◆ **Task inputs**:

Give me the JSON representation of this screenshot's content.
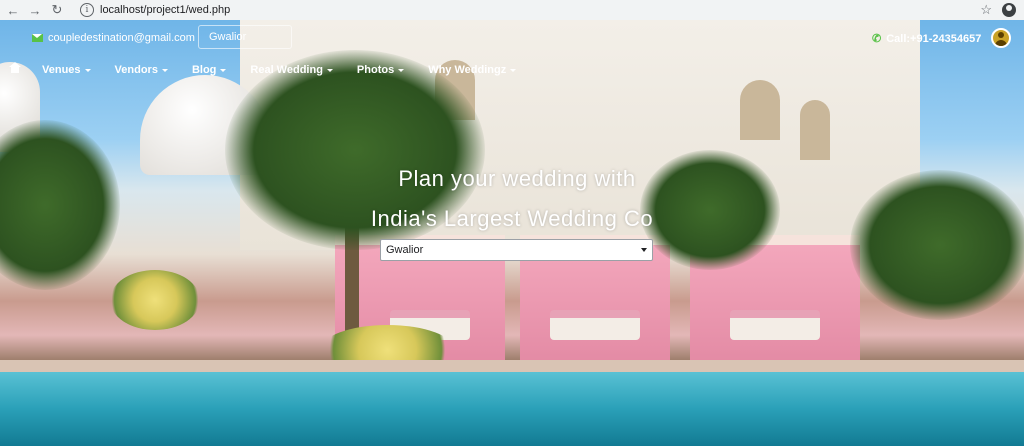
{
  "browser": {
    "url": "localhost/project1/wed.php"
  },
  "topbar": {
    "email": "coupledestination@gmail.com",
    "city": "Gwalior",
    "phone": "Call:+91-24354657"
  },
  "nav": {
    "items": [
      {
        "label": "Venues"
      },
      {
        "label": "Vendors"
      },
      {
        "label": "Blog"
      },
      {
        "label": "Real Wedding"
      },
      {
        "label": "Photos"
      },
      {
        "label": "Why Weddingz"
      }
    ]
  },
  "hero": {
    "headline_line1": "Plan your wedding with",
    "headline_line2": "India's Largest Wedding Co",
    "city_select_value": "Gwalior"
  },
  "colors": {
    "accent_green": "#58c247",
    "white": "#ffffff"
  }
}
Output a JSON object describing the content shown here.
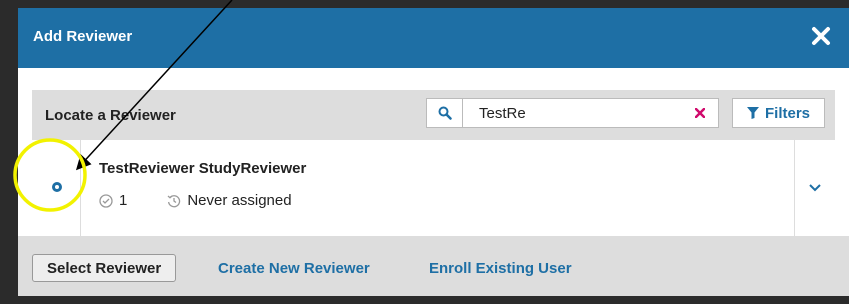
{
  "modal": {
    "title": "Add Reviewer"
  },
  "panel": {
    "title": "Locate a Reviewer",
    "search": {
      "value": "TestRe"
    },
    "filters_label": "Filters"
  },
  "reviewer": {
    "name": "TestReviewer StudyReviewer",
    "count": "1",
    "assigned": "Never assigned"
  },
  "footer": {
    "select_label": "Select Reviewer",
    "create_label": "Create New Reviewer",
    "enroll_label": "Enroll Existing User"
  },
  "colors": {
    "header_blue": "#1e6fa5",
    "clear_x_red": "#d00a6c",
    "annotation_yellow": "#f2f200"
  },
  "icons": [
    "close-icon",
    "search-icon",
    "clear-icon",
    "filter-icon",
    "check-circle-icon",
    "history-icon",
    "chevron-down-icon",
    "radio-icon"
  ]
}
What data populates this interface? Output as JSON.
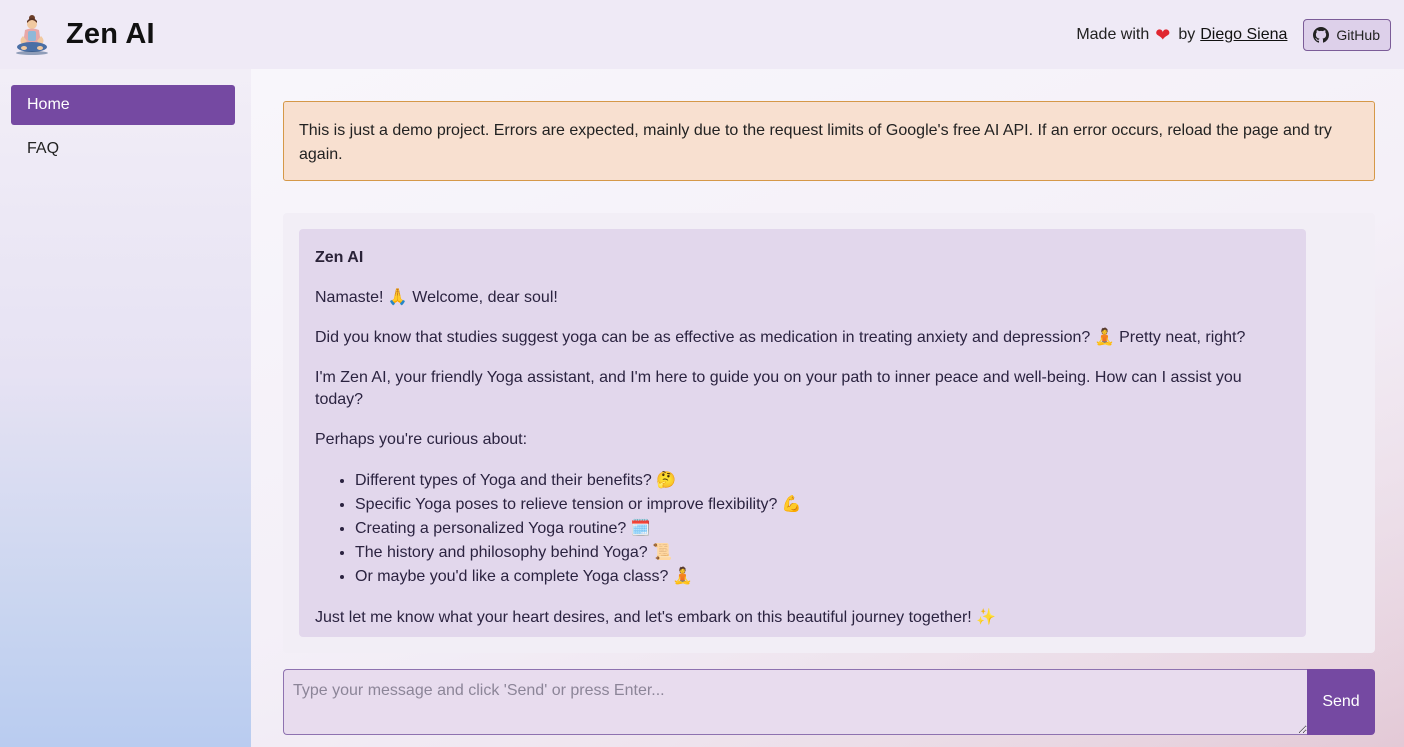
{
  "header": {
    "title": "Zen AI",
    "made_with": "Made with",
    "heart": "❤",
    "by": "by",
    "author": "Diego Siena",
    "github_label": "GitHub"
  },
  "sidebar": {
    "items": [
      {
        "label": "Home",
        "active": true
      },
      {
        "label": "FAQ",
        "active": false
      }
    ]
  },
  "alert": {
    "text": "This is just a demo project. Errors are expected, mainly due to the request limits of Google's free AI API. If an error occurs, reload the page and try again."
  },
  "chat": {
    "sender": "Zen AI",
    "greeting": "Namaste! 🙏 Welcome, dear soul!",
    "fact": "Did you know that studies suggest yoga can be as effective as medication in treating anxiety and depression? 🧘 Pretty neat, right?",
    "intro": "I'm Zen AI, your friendly Yoga assistant, and I'm here to guide you on your path to inner peace and well-being. How can I assist you today?",
    "prompt": "Perhaps you're curious about:",
    "suggestions": [
      "Different types of Yoga and their benefits? 🤔",
      "Specific Yoga poses to relieve tension or improve flexibility? 💪",
      "Creating a personalized Yoga routine? 🗓️",
      "The history and philosophy behind Yoga? 📜",
      "Or maybe you'd like a complete Yoga class? 🧘"
    ],
    "closing": "Just let me know what your heart desires, and let's embark on this beautiful journey together! ✨"
  },
  "composer": {
    "placeholder": "Type your message and click 'Send' or press Enter...",
    "value": "",
    "send_label": "Send"
  },
  "colors": {
    "accent": "#7549a2",
    "alert_bg": "#f8e0d0",
    "alert_border": "#d59848",
    "bubble_bg": "#e2d7ec"
  },
  "icons": {
    "logo": "meditating-figure-icon",
    "heart": "heart-icon",
    "github": "github-icon"
  }
}
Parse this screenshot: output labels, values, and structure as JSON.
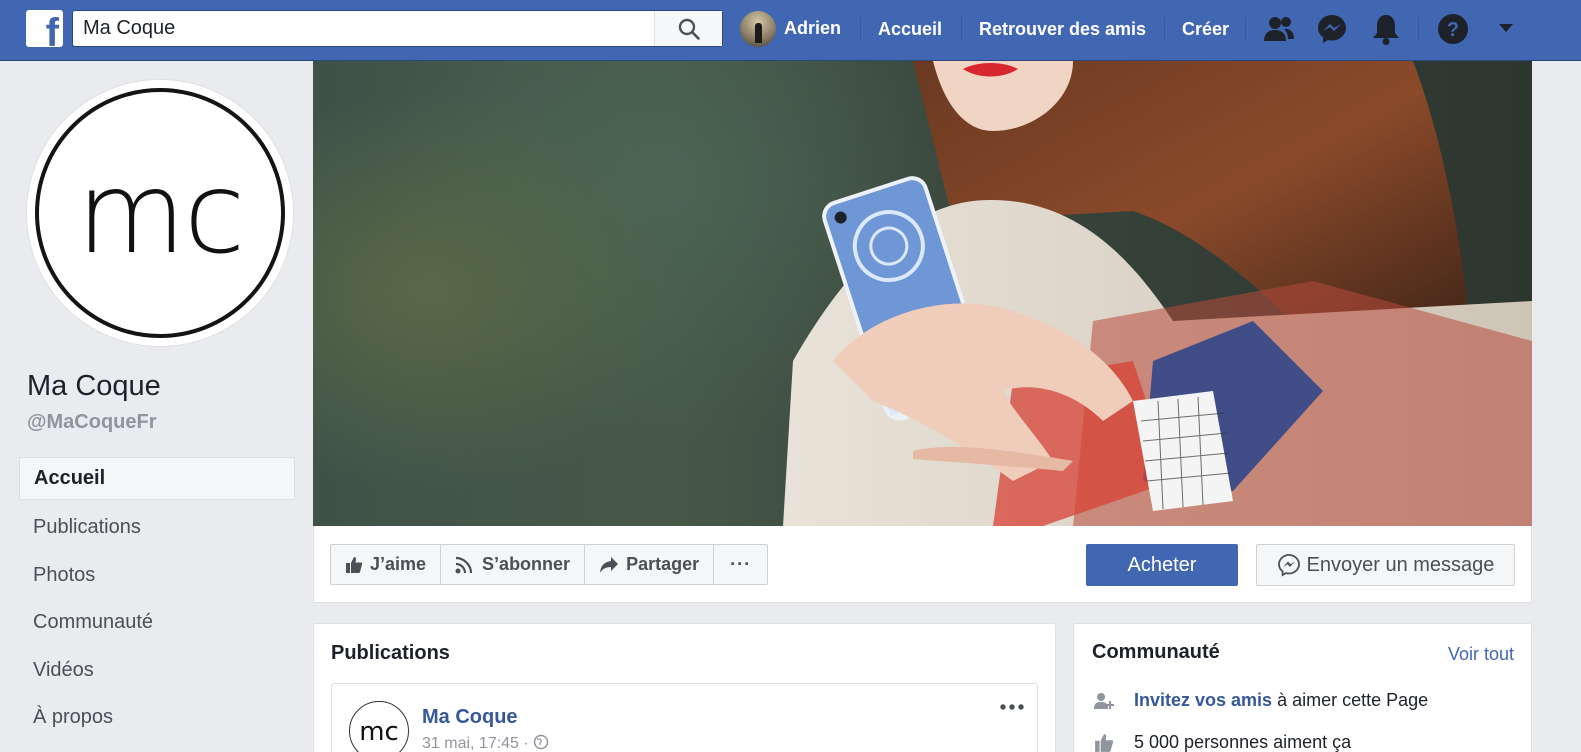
{
  "topbar": {
    "logo": "f",
    "search_value": "Ma Coque",
    "user_name": "Adrien",
    "links": [
      "Accueil",
      "Retrouver des amis",
      "Créer"
    ],
    "icons": [
      "friends-icon",
      "messenger-icon",
      "notifications-icon",
      "help-icon",
      "dropdown-icon"
    ]
  },
  "profile": {
    "logo_text": "mc",
    "name": "Ma Coque",
    "handle": "@MaCoqueFr"
  },
  "leftnav": {
    "items": [
      "Accueil",
      "Publications",
      "Photos",
      "Communauté",
      "Vidéos",
      "À propos"
    ]
  },
  "actions": {
    "like": "J’aime",
    "subscribe": "S’abonner",
    "share": "Partager",
    "more": "···",
    "buy": "Acheter",
    "message": "Envoyer un message"
  },
  "publications": {
    "title": "Publications",
    "post": {
      "author": "Ma Coque",
      "date": "31 mai, 17:45 ·",
      "avatar_text": "mc"
    }
  },
  "community": {
    "title": "Communauté",
    "see_all": "Voir tout",
    "invite_link": "Invitez vos amis",
    "invite_rest": " à aimer cette Page",
    "likes_text": "5 000 personnes aiment ça"
  },
  "colors": {
    "brand": "#4267b2",
    "link": "#365899",
    "background": "#e9ebee"
  }
}
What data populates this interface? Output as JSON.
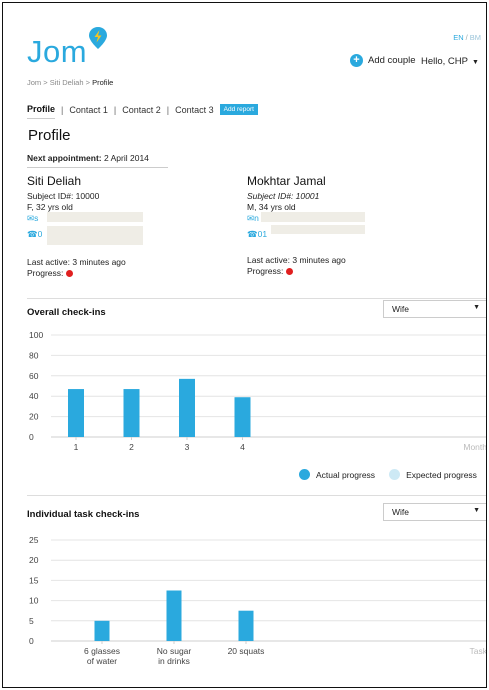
{
  "header": {
    "logo_text": "Jom",
    "lang_active": "EN",
    "lang_sep": "/",
    "lang_other": "BM",
    "add_couple_label": "Add couple",
    "user_greeting": "Hello, CHP"
  },
  "breadcrumb": {
    "home": "Jom",
    "sep": ">",
    "person": "Siti Deliah",
    "current": "Profile"
  },
  "tabs": [
    "Profile",
    "Contact 1",
    "Contact 2",
    "Contact 3"
  ],
  "tab_sep": "|",
  "add_report_label": "Add report",
  "page_title": "Profile",
  "next_appointment": {
    "label": "Next appointment:",
    "date": "2 April 2014"
  },
  "persons": [
    {
      "name": "Siti Deliah",
      "subject_id": "Subject ID#: 10000",
      "demographic": "F, 32 yrs old",
      "email_partial": "s",
      "phone_partial": "0",
      "last_active": "Last active: 3 minutes ago",
      "progress_label": "Progress:"
    },
    {
      "name": "Mokhtar Jamal",
      "subject_id": "Subject ID#: 10001",
      "demographic": "M, 34 yrs old",
      "email_partial": "n",
      "phone_partial": "01",
      "last_active": "Last active: 3 minutes ago",
      "progress_label": "Progress:"
    }
  ],
  "colors": {
    "accent": "#2aa9de",
    "expected": "#cde9f5",
    "progress_bad": "#e01f1f"
  },
  "icons": {
    "add": "plus-circle-icon",
    "email": "envelope-icon",
    "phone": "phone-icon",
    "dropdown": "caret-down-icon",
    "logo": "location-pin-bolt-icon"
  },
  "overall": {
    "title": "Overall check-ins",
    "filter_value": "Wife",
    "legend": [
      "Actual progress",
      "Expected progress"
    ]
  },
  "individual": {
    "title": "Individual task check-ins",
    "filter_value": "Wife"
  },
  "chart_data": [
    {
      "type": "bar",
      "title": "Overall check-ins",
      "categories": [
        "1",
        "2",
        "3",
        "4"
      ],
      "xlabel": "Month",
      "ylabel": "",
      "ylim": [
        0,
        100
      ],
      "yticks": [
        0,
        20,
        40,
        60,
        80,
        100
      ],
      "series": [
        {
          "name": "Actual progress",
          "values": [
            47,
            47,
            57,
            39
          ]
        },
        {
          "name": "Expected progress",
          "values": []
        }
      ],
      "grid": true,
      "legend_position": "bottom-right"
    },
    {
      "type": "bar",
      "title": "Individual task check-ins",
      "categories": [
        [
          "6 glasses",
          "of water"
        ],
        [
          "No sugar",
          "in drinks"
        ],
        [
          "20 squats"
        ]
      ],
      "xlabel": "Task",
      "ylabel": "",
      "ylim": [
        0,
        25
      ],
      "yticks": [
        0,
        5,
        10,
        15,
        20,
        25
      ],
      "values": [
        5,
        12.5,
        7.5
      ],
      "grid": true
    }
  ]
}
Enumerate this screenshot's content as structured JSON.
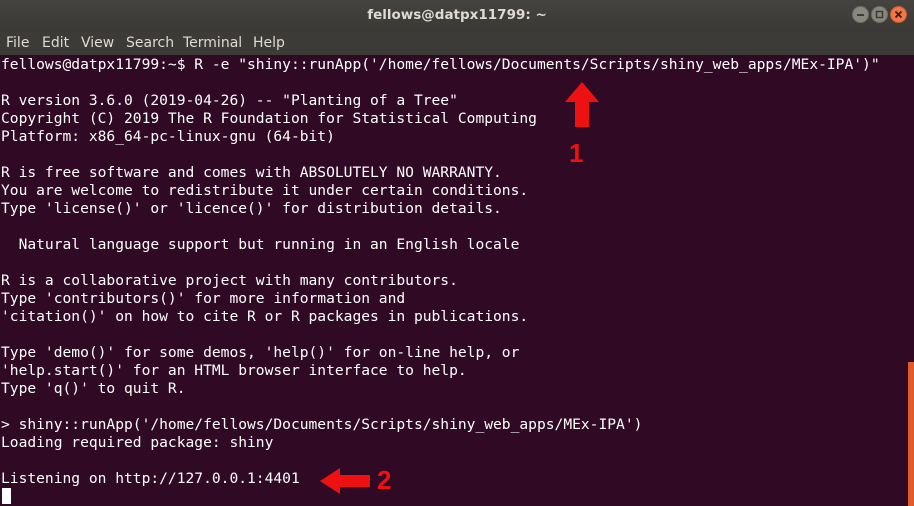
{
  "window": {
    "title": "fellows@datpx11799: ~",
    "minimize_icon": "minimize-icon",
    "maximize_icon": "maximize-icon",
    "close_icon": "close-icon"
  },
  "menu": {
    "items": [
      "File",
      "Edit",
      "View",
      "Search",
      "Terminal",
      "Help"
    ]
  },
  "terminal": {
    "lines": [
      "fellows@datpx11799:~$ R -e \"shiny::runApp('/home/fellows/Documents/Scripts/shiny_web_apps/MEx-IPA')\"",
      "",
      "R version 3.6.0 (2019-04-26) -- \"Planting of a Tree\"",
      "Copyright (C) 2019 The R Foundation for Statistical Computing",
      "Platform: x86_64-pc-linux-gnu (64-bit)",
      "",
      "R is free software and comes with ABSOLUTELY NO WARRANTY.",
      "You are welcome to redistribute it under certain conditions.",
      "Type 'license()' or 'licence()' for distribution details.",
      "",
      "  Natural language support but running in an English locale",
      "",
      "R is a collaborative project with many contributors.",
      "Type 'contributors()' for more information and",
      "'citation()' on how to cite R or R packages in publications.",
      "",
      "Type 'demo()' for some demos, 'help()' for on-line help, or",
      "'help.start()' for an HTML browser interface to help.",
      "Type 'q()' to quit R.",
      "",
      "> shiny::runApp('/home/fellows/Documents/Scripts/shiny_web_apps/MEx-IPA')",
      "Loading required package: shiny",
      "",
      "Listening on http://127.0.0.1:4401"
    ]
  },
  "annotations": {
    "arrow1_label": "1",
    "arrow2_label": "2",
    "color": "#ee1111"
  }
}
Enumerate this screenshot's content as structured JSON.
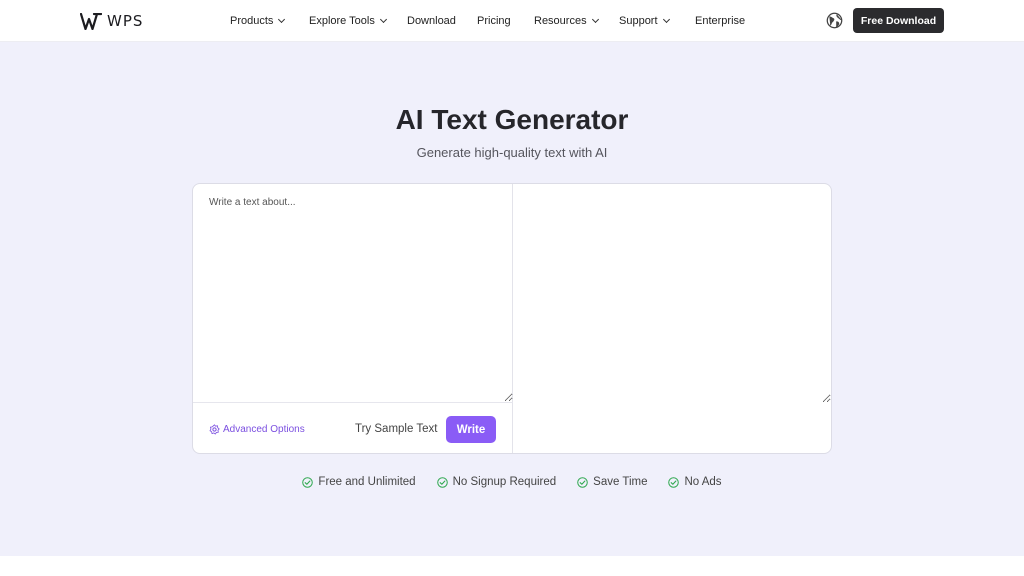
{
  "header": {
    "logo_text": "WPS",
    "nav": [
      {
        "label": "Products",
        "dropdown": true
      },
      {
        "label": "Explore Tools",
        "dropdown": true
      },
      {
        "label": "Download",
        "dropdown": false
      },
      {
        "label": "Pricing",
        "dropdown": false
      },
      {
        "label": "Resources",
        "dropdown": true
      },
      {
        "label": "Support",
        "dropdown": true
      },
      {
        "label": "Enterprise",
        "dropdown": false
      }
    ],
    "language_icon": "globe-icon",
    "cta_label": "Free Download"
  },
  "hero": {
    "title": "AI Text Generator",
    "subtitle": "Generate high-quality text with AI"
  },
  "editor": {
    "input_placeholder": "Write a text about...",
    "input_value": "",
    "output_value": "",
    "advanced_label": "Advanced Options",
    "advanced_icon": "settings-icon",
    "sample_label": "Try Sample Text",
    "write_label": "Write"
  },
  "features": [
    {
      "label": "Free and Unlimited",
      "icon": "check-circle-icon"
    },
    {
      "label": "No Signup Required",
      "icon": "check-circle-icon"
    },
    {
      "label": "Save Time",
      "icon": "check-circle-icon"
    },
    {
      "label": "No Ads",
      "icon": "check-circle-icon"
    }
  ],
  "colors": {
    "accent": "#8a5cf6",
    "accent_text": "#7b4fe0",
    "check_green": "#2fa84f",
    "hero_bg": "#f0f0fb",
    "cta_bg": "#2b2b2e"
  }
}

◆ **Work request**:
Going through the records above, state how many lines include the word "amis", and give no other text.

◆ **Response box**:
2